(Entries from a dataset of interfaces)
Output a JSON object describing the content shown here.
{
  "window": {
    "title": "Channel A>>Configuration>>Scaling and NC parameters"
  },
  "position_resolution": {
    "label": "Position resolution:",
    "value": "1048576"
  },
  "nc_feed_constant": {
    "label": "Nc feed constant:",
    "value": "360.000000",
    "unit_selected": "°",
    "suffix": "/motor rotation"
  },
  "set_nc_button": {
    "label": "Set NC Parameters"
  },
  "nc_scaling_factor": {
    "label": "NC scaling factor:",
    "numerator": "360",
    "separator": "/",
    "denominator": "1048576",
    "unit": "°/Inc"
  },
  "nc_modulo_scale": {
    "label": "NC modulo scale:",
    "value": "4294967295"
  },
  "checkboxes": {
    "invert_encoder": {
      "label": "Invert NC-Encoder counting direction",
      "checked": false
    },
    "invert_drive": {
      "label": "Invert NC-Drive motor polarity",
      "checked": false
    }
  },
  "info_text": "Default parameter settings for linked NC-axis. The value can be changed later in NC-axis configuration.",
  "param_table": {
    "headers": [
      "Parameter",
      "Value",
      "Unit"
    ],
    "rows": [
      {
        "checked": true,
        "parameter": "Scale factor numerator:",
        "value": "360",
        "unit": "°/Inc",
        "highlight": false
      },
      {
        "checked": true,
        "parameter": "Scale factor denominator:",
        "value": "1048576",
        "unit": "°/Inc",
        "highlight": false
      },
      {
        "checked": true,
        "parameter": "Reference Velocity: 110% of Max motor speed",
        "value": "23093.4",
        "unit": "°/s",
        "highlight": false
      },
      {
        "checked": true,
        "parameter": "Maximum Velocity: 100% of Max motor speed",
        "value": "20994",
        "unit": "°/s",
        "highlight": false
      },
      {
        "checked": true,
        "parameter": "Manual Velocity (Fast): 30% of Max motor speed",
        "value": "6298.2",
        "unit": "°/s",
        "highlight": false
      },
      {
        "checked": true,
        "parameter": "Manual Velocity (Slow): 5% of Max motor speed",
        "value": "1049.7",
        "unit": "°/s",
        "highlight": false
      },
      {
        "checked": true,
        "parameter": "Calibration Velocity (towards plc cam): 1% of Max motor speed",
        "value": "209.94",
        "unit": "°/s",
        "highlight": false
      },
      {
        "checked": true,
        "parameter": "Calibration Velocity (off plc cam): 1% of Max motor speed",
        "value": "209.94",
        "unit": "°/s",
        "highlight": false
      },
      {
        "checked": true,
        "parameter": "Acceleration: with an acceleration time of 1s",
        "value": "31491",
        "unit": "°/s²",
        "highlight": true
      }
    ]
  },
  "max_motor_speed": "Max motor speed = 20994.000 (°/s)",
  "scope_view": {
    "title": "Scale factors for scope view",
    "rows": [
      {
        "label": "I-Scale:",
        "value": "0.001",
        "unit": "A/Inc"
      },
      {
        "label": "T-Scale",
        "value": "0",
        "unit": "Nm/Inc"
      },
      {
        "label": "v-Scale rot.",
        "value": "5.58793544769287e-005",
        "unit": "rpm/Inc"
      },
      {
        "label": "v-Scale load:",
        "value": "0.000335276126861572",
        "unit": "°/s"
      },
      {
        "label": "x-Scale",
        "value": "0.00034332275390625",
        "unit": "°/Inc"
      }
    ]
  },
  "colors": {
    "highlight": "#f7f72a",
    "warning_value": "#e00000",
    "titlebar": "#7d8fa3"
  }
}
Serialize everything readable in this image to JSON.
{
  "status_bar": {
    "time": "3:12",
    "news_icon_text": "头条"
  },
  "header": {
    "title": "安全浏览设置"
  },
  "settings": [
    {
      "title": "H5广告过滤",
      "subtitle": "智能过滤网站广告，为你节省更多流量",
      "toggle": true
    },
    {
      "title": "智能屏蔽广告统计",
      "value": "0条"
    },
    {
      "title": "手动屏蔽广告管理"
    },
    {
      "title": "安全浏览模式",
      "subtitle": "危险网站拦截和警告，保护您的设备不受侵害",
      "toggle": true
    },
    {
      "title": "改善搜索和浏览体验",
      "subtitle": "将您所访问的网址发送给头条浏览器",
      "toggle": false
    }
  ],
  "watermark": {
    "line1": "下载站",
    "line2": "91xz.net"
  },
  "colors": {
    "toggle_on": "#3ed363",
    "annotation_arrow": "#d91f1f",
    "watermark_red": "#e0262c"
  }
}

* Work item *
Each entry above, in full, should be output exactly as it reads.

* Result for this exercise *
Output a JSON object describing the content shown here.
{
  "window": {
    "title": "Channel A>>Configuration>>Scaling and NC parameters"
  },
  "position_resolution": {
    "label": "Position resolution:",
    "value": "1048576"
  },
  "nc_feed_constant": {
    "label": "Nc feed constant:",
    "value": "360.000000",
    "unit_selected": "°",
    "suffix": "/motor rotation"
  },
  "set_nc_button": {
    "label": "Set NC Parameters"
  },
  "nc_scaling_factor": {
    "label": "NC scaling factor:",
    "numerator": "360",
    "separator": "/",
    "denominator": "1048576",
    "unit": "°/Inc"
  },
  "nc_modulo_scale": {
    "label": "NC modulo scale:",
    "value": "4294967295"
  },
  "checkboxes": {
    "invert_encoder": {
      "label": "Invert NC-Encoder counting direction",
      "checked": false
    },
    "invert_drive": {
      "label": "Invert NC-Drive motor polarity",
      "checked": false
    }
  },
  "info_text": "Default parameter settings for linked NC-axis. The value can be changed later in NC-axis configuration.",
  "param_table": {
    "headers": [
      "Parameter",
      "Value",
      "Unit"
    ],
    "rows": [
      {
        "checked": true,
        "parameter": "Scale factor numerator:",
        "value": "360",
        "unit": "°/Inc",
        "highlight": false
      },
      {
        "checked": true,
        "parameter": "Scale factor denominator:",
        "value": "1048576",
        "unit": "°/Inc",
        "highlight": false
      },
      {
        "checked": true,
        "parameter": "Reference Velocity: 110% of Max motor speed",
        "value": "23093.4",
        "unit": "°/s",
        "highlight": false
      },
      {
        "checked": true,
        "parameter": "Maximum Velocity: 100% of Max motor speed",
        "value": "20994",
        "unit": "°/s",
        "highlight": false
      },
      {
        "checked": true,
        "parameter": "Manual Velocity (Fast): 30% of Max motor speed",
        "value": "6298.2",
        "unit": "°/s",
        "highlight": false
      },
      {
        "checked": true,
        "parameter": "Manual Velocity (Slow): 5% of Max motor speed",
        "value": "1049.7",
        "unit": "°/s",
        "highlight": false
      },
      {
        "checked": true,
        "parameter": "Calibration Velocity (towards plc cam): 1% of Max motor speed",
        "value": "209.94",
        "unit": "°/s",
        "highlight": false
      },
      {
        "checked": true,
        "parameter": "Calibration Velocity (off plc cam): 1% of Max motor speed",
        "value": "209.94",
        "unit": "°/s",
        "highlight": false
      },
      {
        "checked": true,
        "parameter": "Acceleration: with an acceleration time of 1s",
        "value": "31491",
        "unit": "°/s²",
        "highlight": true
      }
    ]
  },
  "max_motor_speed": "Max motor speed = 20994.000 (°/s)",
  "scope_view": {
    "title": "Scale factors for scope view",
    "rows": [
      {
        "label": "I-Scale:",
        "value": "0.001",
        "unit": "A/Inc"
      },
      {
        "label": "T-Scale",
        "value": "0",
        "unit": "Nm/Inc"
      },
      {
        "label": "v-Scale rot.",
        "value": "5.58793544769287e-005",
        "unit": "rpm/Inc"
      },
      {
        "label": "v-Scale load:",
        "value": "0.000335276126861572",
        "unit": "°/s"
      },
      {
        "label": "x-Scale",
        "value": "0.00034332275390625",
        "unit": "°/Inc"
      }
    ]
  },
  "colors": {
    "highlight": "#f7f72a",
    "warning_value": "#e00000",
    "titlebar": "#7d8fa3"
  }
}
Serialize everything readable in this image to JSON.
{
  "status_bar": {
    "time": "3:12",
    "news_icon_text": "头条"
  },
  "header": {
    "title": "安全浏览设置"
  },
  "settings": [
    {
      "title": "H5广告过滤",
      "subtitle": "智能过滤网站广告，为你节省更多流量",
      "toggle": true
    },
    {
      "title": "智能屏蔽广告统计",
      "value": "0条"
    },
    {
      "title": "手动屏蔽广告管理"
    },
    {
      "title": "安全浏览模式",
      "subtitle": "危险网站拦截和警告，保护您的设备不受侵害",
      "toggle": true
    },
    {
      "title": "改善搜索和浏览体验",
      "subtitle": "将您所访问的网址发送给头条浏览器",
      "toggle": false
    }
  ],
  "watermark": {
    "line1": "下载站",
    "line2": "91xz.net"
  },
  "colors": {
    "toggle_on": "#3ed363",
    "annotation_arrow": "#d91f1f",
    "watermark_red": "#e0262c"
  }
}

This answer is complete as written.